And how did all those people over all those years develop it? They gathered to hear the Word and to do the acts that the Lord had set down for them. They heard, felt, saw, smelled, tasted, and sang God's love. The Spirit knit them together, as in a quilt or tapestry. And they responded in prayer. Their public prayers taught them a lot about what private prayers were about. In public :
- they prayed when they didn't feel like it;
- they prayed when they didn't want to;
- they prayed when they'd really rather do something else;
- they prayed when they had trouble concentrating on it;
- they prayed when they weren't ready to do it;
- they prayed the Bible by basing their liturgies and readings on the Scriptures;
- they prayed for and with those they were in conflict with;
- they prayed about people and matters that they wouldn't have otherwise thought to pray for or would have forgotten to pray for.
(Well, much of the time they did.)
Sounds like they needed a lot of discipline to pull it off. Right! They learned the basic disciplines of prayer in worship services. They learned that others are praying with them about the concerns they shared. And they discovered that there is great spiritual power when Christ's followers pray together with unity of purpose (or 'in agreement'). From praying together, they learned that it was something far grander than the prayers of any one person. In prayer on their own, they learned that it can be as small as two -- you and God -- and that prayer fails to be truly yours when you aren't intimately involved. The lessons of community prayer feed back into private prayer, and the lessons of private prayer feed back into the community. That way, prayer lives as a whole, much as it was in the Psalms.

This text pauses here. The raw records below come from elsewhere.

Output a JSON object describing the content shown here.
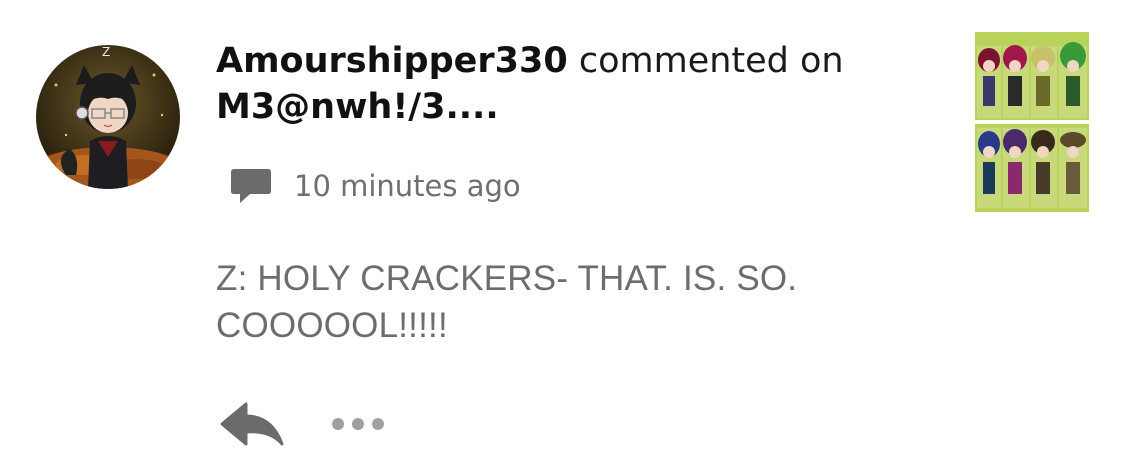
{
  "comment": {
    "username": "Amourshipper330",
    "action_text": "commented on",
    "post_title": "M3@nwh!/3....",
    "timestamp": "10 minutes ago",
    "text": "Z: HOLY CRACKERS- THAT. IS. SO. COOOOOL!!!!!",
    "avatar_letter": "Z"
  },
  "icons": {
    "comment": "comment-bubble-icon",
    "reply": "reply-arrow-icon",
    "more": "more-dots-icon"
  },
  "colors": {
    "username": "#111111",
    "meta_text": "#6f6f6f",
    "body_text": "#6d6d6d",
    "icon_gray": "#6b6b6b",
    "dots_gray": "#a0a0a0",
    "thumbnail_bg": "#b9d35a"
  }
}
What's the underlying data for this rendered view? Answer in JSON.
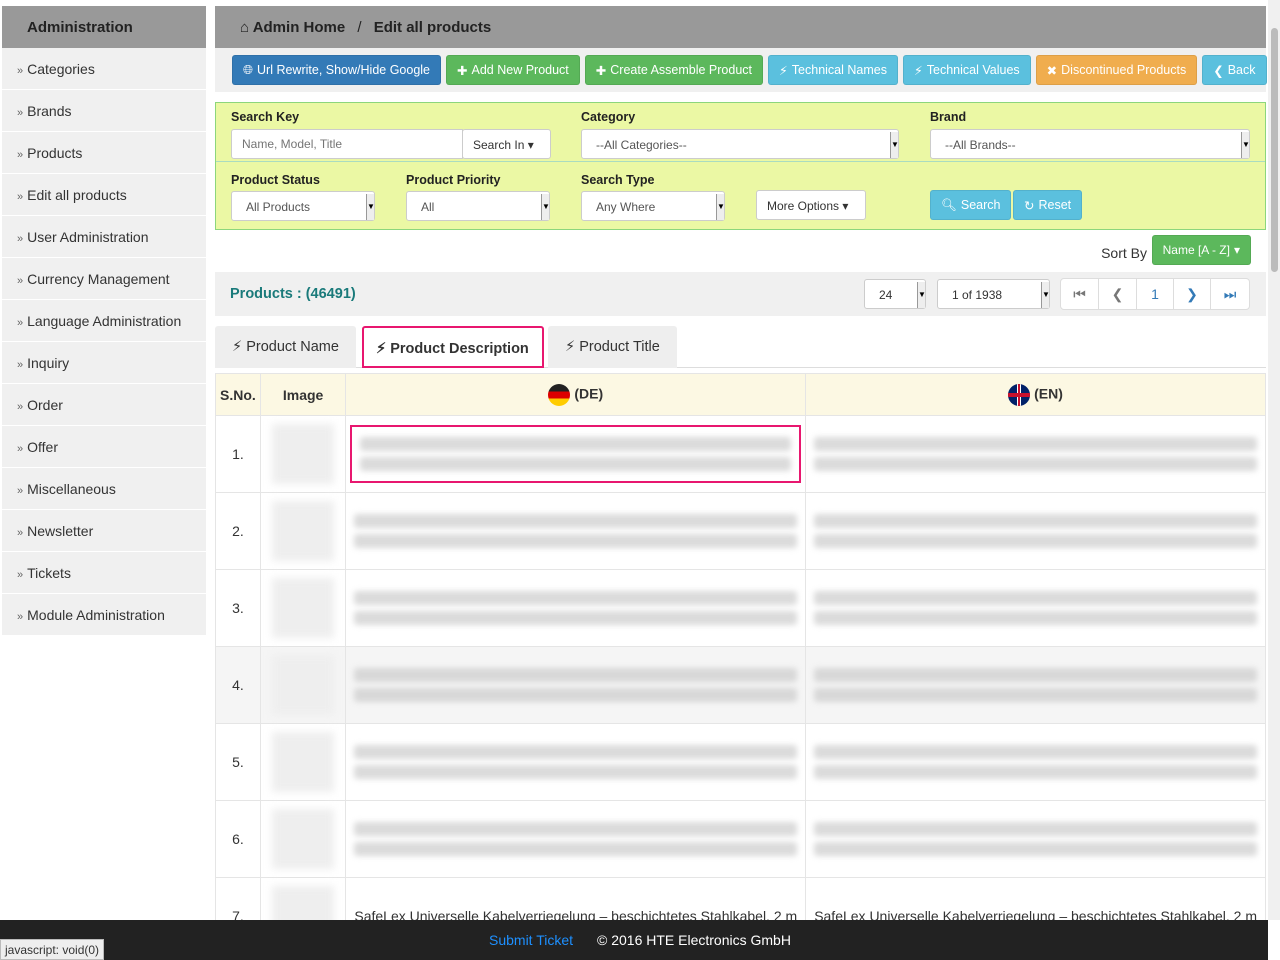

Starter Lessons in Prayer
More on prayer and the art of praying:
A 'YES' TO GOD
Real prayer comes not from gritting our teeth, but from falling in love.
No matter how good the devotional method or strategy is, if it
does not rely on God, it will fail. Prayer is meant to be a 'yes' to a God who has already said 'yes' to us. If you pray with the core of your being and surrender to the Lord, you will get the power to carry out what God wants of you, because you will be doing what God wants you to do, and God has promised to help. You yearn for what is spiritual because God loves you. The Spirit opens you to that love so you hear the Word's call for a response of love. The response is that we yield our selves to the One calling to us. Prayer, spiritual devotions, service and worship are sides or facets of that response. The most important thing to remember is that it's not about you, nor prayer or worship or learning or bearing witness or 'spirituality'. It's about God.